Copy each line from the data that has the word "Konfiguration" in it.

━━ Source information

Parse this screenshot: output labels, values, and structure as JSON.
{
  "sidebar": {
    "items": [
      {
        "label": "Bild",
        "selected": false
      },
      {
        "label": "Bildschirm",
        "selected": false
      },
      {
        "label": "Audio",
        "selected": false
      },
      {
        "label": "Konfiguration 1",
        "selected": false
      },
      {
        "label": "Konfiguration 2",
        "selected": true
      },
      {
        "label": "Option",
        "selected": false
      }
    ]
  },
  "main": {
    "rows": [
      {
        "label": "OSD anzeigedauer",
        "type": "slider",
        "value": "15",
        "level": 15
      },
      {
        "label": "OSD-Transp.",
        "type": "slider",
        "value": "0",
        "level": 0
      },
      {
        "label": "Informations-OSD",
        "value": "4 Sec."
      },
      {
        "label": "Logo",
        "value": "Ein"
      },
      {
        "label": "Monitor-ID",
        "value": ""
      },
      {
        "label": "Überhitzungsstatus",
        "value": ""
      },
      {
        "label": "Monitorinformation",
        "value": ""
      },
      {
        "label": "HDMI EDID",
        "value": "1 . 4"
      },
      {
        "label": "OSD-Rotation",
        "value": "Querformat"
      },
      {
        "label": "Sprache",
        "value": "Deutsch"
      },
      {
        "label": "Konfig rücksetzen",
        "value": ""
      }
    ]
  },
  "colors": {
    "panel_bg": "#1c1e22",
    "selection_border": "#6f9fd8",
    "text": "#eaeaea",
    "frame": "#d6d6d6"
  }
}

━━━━

:: Written answer ::
        "label": "Konfiguration 1",
        "label": "Konfiguration 2",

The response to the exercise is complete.